EXERCISE BRIEF
Below are some records; find each line that carries the word "icon" and copy it.
Start of MATERIAL TO PROCESS
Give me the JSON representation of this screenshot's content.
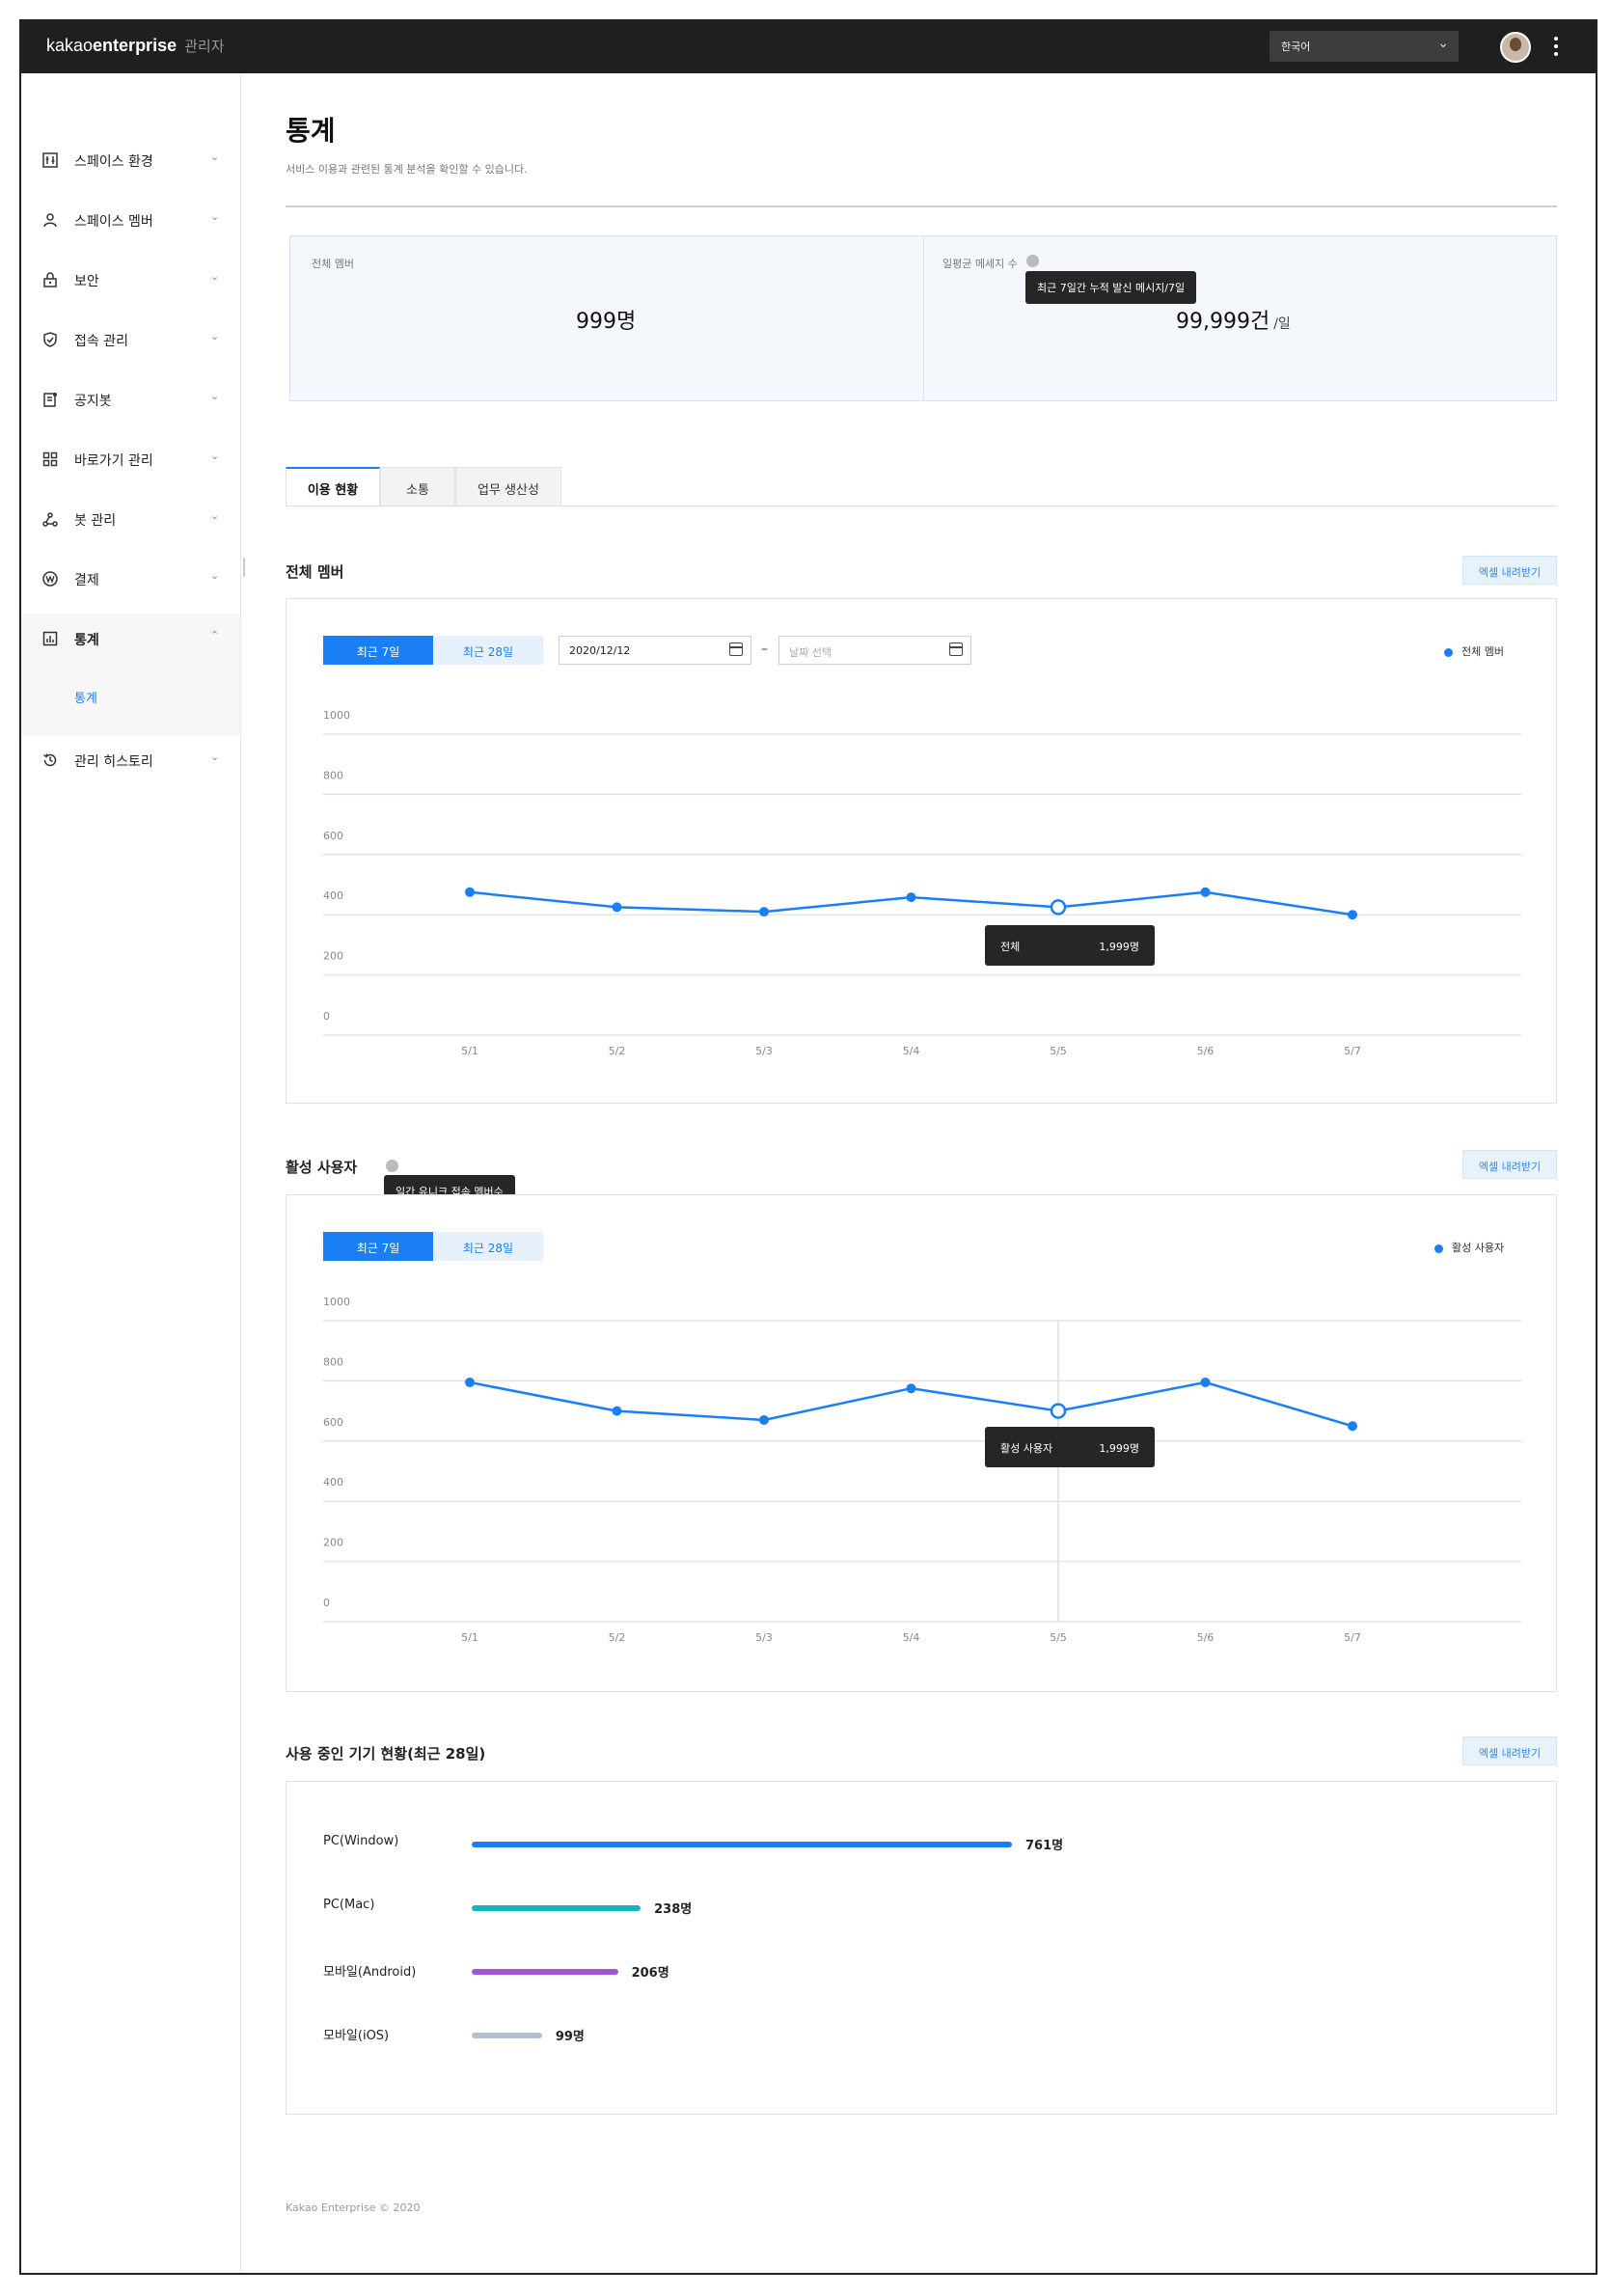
{
  "header": {
    "brand_light": "kakao",
    "brand_bold": "enterprise",
    "brand_admin": "관리자",
    "language": "한국어"
  },
  "sidebar": {
    "items": [
      {
        "label": "스페이스 환경",
        "icon": "settings-sliders-icon"
      },
      {
        "label": "스페이스 멤버",
        "icon": "person-icon"
      },
      {
        "label": "보안",
        "icon": "lock-icon"
      },
      {
        "label": "접속 관리",
        "icon": "shield-icon"
      },
      {
        "label": "공지봇",
        "icon": "notice-icon"
      },
      {
        "label": "바로가기 관리",
        "icon": "grid-icon"
      },
      {
        "label": "봇 관리",
        "icon": "bot-nodes-icon"
      },
      {
        "label": "결제",
        "icon": "won-icon"
      },
      {
        "label": "통계",
        "icon": "bar-chart-icon"
      },
      {
        "label": "관리 히스토리",
        "icon": "history-icon"
      }
    ],
    "active_sub": "통계"
  },
  "page": {
    "title": "통계",
    "description": "서비스 이용과 관련된 통계 분석을 확인할 수 있습니다."
  },
  "stats": {
    "total_members_label": "전체 멤버",
    "total_members_value": "999명",
    "avg_messages_label": "일평균 메세지 수",
    "avg_messages_tooltip": "최근 7일간 누적 발신 메시지/7일",
    "avg_messages_value": "99,999건",
    "avg_messages_unit": "/일"
  },
  "tabs": [
    "이용 현황",
    "소통",
    "업무 생산성"
  ],
  "excel_label": "엑셀 내려받기",
  "section_members": {
    "title": "전체 멤버",
    "seg_7": "최근 7일",
    "seg_28": "최근 28일",
    "date_start": "2020/12/12",
    "date_end_placeholder": "날짜 선택",
    "date_separator": "–",
    "legend": "전체 멤버",
    "tooltip_label": "전체",
    "tooltip_value": "1,999명"
  },
  "section_active": {
    "title": "활성 사용자",
    "info_tooltip": "일간 유니크 접속 멤버수",
    "seg_7": "최근 7일",
    "seg_28": "최근 28일",
    "legend": "활성 사용자",
    "tooltip_label": "활성 사용자",
    "tooltip_value": "1,999명"
  },
  "section_devices": {
    "title": "사용 중인 기기 현황(최근 28일)"
  },
  "chart_data": [
    {
      "type": "line",
      "categories": [
        "5/1",
        "5/2",
        "5/3",
        "5/4",
        "5/5",
        "5/6",
        "5/7"
      ],
      "series": [
        {
          "name": "전체 멤버",
          "values": [
            475,
            425,
            410,
            458,
            425,
            475,
            400
          ],
          "color": "#1a7ff5"
        }
      ],
      "ylim": [
        0,
        1000
      ],
      "yticks": [
        0,
        200,
        400,
        600,
        800,
        1000
      ],
      "grid": true,
      "legend": "top-right"
    },
    {
      "type": "line",
      "categories": [
        "5/1",
        "5/2",
        "5/3",
        "5/4",
        "5/5",
        "5/6",
        "5/7"
      ],
      "series": [
        {
          "name": "활성 사용자",
          "values": [
            795,
            700,
            670,
            775,
            700,
            795,
            650
          ],
          "color": "#1a7ff5"
        }
      ],
      "ylim": [
        0,
        1000
      ],
      "yticks": [
        0,
        200,
        400,
        600,
        800,
        1000
      ],
      "grid": true,
      "legend": "top-right"
    },
    {
      "type": "bar",
      "orientation": "horizontal",
      "categories": [
        "PC(Window)",
        "PC(Mac)",
        "모바일(Android)",
        "모바일(iOS)"
      ],
      "values": [
        761,
        238,
        206,
        99
      ],
      "value_labels": [
        "761명",
        "238명",
        "206명",
        "99명"
      ],
      "colors": [
        "#1a7ff5",
        "#16b3c3",
        "#a055d6",
        "#b4c0d0"
      ]
    }
  ],
  "footer": "Kakao Enterprise © 2020"
}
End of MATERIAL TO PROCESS
RESULT OF THIS TASK
        "icon": "settings-sliders-icon"
        "icon": "person-icon"
        "icon": "lock-icon"
        "icon": "shield-icon"
        "icon": "notice-icon"
        "icon": "grid-icon"
        "icon": "bot-nodes-icon"
        "icon": "won-icon"
        "icon": "bar-chart-icon"
        "icon": "history-icon"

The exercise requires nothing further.